In summary, individuals with overweight/obesity who report a desire to lose weight tend to discount weight loss more steeply than money and the degree of discounting weight loss depends on the utility of weight loss. The implications drawn from our findings are that challenges in weight loss are ubiquitous because of greater discounting of weight loss than money, and idiosyncratic preferences may impede focus on the long‐term importance of weight loss, which also has implications for weight maintenance. Furthermore, examining discounting of weight loss rewards may also prove to be predictive of weight loss success. Our findings can contribute to further determine the best behavioural approaches for weight control.
We disclose that Dr Epstein is a consultant and has equity in Kurbo, which may be a potential competing interest.

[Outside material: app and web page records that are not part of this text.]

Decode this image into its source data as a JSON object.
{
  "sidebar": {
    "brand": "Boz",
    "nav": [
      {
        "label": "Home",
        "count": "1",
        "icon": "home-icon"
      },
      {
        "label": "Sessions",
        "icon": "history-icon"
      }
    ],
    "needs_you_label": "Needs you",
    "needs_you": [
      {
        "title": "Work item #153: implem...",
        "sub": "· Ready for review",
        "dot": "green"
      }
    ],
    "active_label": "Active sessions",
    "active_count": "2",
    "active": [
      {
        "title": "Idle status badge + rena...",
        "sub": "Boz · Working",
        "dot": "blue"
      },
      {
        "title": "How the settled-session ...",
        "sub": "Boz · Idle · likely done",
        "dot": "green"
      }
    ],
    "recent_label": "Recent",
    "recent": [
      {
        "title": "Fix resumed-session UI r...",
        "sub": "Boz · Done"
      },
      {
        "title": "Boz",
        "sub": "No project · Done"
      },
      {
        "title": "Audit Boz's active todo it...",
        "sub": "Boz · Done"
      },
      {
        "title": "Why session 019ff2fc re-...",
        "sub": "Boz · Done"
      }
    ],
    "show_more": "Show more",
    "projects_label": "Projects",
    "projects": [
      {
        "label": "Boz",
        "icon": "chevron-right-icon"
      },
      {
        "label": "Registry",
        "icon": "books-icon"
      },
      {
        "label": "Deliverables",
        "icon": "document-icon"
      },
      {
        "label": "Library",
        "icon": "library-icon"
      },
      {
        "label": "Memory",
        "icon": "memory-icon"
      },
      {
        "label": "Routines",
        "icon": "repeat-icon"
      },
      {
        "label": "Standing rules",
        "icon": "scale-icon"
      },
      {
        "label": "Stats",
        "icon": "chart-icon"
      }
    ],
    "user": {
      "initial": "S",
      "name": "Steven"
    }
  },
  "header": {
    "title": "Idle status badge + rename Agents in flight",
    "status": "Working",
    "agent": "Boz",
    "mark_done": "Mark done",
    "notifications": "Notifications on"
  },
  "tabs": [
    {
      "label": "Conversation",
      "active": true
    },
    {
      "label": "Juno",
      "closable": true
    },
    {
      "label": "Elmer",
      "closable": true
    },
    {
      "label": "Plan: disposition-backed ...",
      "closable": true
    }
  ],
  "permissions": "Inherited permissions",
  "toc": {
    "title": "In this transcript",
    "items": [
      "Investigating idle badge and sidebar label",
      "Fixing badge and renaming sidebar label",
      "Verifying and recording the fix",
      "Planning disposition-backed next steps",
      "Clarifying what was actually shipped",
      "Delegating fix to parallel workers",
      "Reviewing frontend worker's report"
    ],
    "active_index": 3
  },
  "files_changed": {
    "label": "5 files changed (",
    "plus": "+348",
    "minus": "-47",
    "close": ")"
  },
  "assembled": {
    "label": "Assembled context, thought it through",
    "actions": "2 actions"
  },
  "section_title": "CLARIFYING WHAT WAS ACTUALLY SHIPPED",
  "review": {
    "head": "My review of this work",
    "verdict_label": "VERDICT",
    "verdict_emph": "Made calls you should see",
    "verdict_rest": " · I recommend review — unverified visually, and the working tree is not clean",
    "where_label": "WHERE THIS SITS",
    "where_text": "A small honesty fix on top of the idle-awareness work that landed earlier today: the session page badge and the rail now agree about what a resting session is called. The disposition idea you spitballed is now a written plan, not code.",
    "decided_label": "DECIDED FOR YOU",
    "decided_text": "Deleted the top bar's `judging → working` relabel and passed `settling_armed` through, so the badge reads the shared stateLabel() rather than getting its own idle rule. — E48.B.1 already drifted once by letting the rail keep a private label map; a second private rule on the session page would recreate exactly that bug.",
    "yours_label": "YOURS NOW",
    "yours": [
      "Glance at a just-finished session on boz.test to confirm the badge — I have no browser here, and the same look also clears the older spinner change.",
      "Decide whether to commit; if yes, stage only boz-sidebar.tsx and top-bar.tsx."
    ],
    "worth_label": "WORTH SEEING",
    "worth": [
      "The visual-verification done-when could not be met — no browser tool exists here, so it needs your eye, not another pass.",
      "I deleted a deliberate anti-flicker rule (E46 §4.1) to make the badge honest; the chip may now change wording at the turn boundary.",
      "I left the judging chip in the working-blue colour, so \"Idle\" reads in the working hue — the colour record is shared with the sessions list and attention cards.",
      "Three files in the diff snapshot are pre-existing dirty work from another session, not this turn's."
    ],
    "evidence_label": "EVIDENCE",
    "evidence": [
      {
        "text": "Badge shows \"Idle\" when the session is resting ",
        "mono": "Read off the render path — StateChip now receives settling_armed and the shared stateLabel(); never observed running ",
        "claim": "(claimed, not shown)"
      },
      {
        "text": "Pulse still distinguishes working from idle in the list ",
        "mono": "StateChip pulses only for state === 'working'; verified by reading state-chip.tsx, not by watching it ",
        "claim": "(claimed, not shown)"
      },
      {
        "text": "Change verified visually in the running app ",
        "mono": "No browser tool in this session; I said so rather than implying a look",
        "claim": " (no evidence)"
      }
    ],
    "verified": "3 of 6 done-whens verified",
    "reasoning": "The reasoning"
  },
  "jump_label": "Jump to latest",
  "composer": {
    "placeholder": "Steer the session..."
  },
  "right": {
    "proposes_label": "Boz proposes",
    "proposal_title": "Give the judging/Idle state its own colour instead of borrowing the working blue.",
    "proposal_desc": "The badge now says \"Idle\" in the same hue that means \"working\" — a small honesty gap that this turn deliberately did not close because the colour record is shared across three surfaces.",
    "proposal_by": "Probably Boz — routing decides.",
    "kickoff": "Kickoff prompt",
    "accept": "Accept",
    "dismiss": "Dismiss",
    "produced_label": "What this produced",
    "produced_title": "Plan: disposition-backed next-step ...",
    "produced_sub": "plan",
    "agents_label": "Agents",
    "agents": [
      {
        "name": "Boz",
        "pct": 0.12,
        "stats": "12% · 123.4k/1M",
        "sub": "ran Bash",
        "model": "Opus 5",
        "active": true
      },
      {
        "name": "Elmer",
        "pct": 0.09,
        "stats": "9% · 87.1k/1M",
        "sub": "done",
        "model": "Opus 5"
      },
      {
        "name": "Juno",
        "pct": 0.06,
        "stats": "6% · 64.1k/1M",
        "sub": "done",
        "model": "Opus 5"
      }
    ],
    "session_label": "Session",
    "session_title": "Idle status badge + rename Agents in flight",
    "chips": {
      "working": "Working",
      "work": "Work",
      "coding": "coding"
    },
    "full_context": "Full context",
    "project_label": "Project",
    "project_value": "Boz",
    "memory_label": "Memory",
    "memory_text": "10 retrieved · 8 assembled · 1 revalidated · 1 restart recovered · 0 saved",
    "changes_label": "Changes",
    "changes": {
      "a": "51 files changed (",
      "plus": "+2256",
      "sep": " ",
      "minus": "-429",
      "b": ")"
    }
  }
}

No other author has any competing interests.
Funded in part by grant RO1 HD080292 from the National Institute of Child Health and Human Development to Dr Epstein.
Y.Y.S. contributed to the study design, Y.Y.S. and E.M.S. to the data collection and Y.Y.S., E.M.S. and L.H.E. to the data analysis and results interpretation. All authors provided critical revisions to the paper and approved the final manuscript.
We sincerely appreciate Tinuke Oluyomi Daniel and Colleen K. Kilanowski for feedback on study design and Troy Tine Kong and Alyssa Melber for assisting in material preparation. This project was funded in part by Grant RO1 HD080292 from the National Institute of Child Health and Human Development to L.H.E.
Sze Y. Y., Slaven E. M., Bickel W. K., and Epstein L. H. (2017) Delay discounting and utility for money or weight loss. Obesity Science & Practice, 3: 69–74. doi: 10.1002/osp4.72.